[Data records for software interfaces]
• • • •
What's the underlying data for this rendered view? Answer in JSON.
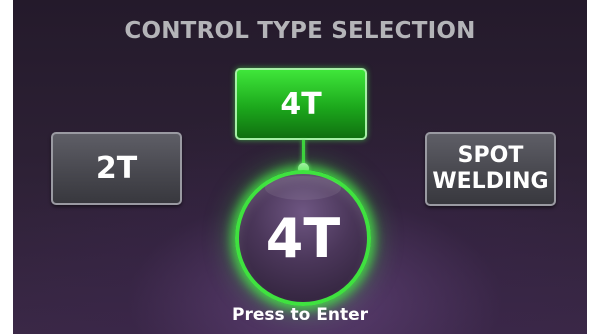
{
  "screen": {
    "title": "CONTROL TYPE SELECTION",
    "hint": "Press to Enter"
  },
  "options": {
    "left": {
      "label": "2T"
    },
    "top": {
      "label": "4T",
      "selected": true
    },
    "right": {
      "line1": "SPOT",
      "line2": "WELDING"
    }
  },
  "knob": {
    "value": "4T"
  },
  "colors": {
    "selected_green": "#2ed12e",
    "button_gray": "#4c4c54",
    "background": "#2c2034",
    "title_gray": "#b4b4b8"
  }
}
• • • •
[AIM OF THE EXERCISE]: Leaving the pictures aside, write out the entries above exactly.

[SOLUTION TO THIS PROBLEM]:
What's the underlying data for this rendered view? Answer in JSON.
{
  "screen": {
    "title": "CONTROL TYPE SELECTION",
    "hint": "Press to Enter"
  },
  "options": {
    "left": {
      "label": "2T"
    },
    "top": {
      "label": "4T",
      "selected": true
    },
    "right": {
      "line1": "SPOT",
      "line2": "WELDING"
    }
  },
  "knob": {
    "value": "4T"
  },
  "colors": {
    "selected_green": "#2ed12e",
    "button_gray": "#4c4c54",
    "background": "#2c2034",
    "title_gray": "#b4b4b8"
  }
}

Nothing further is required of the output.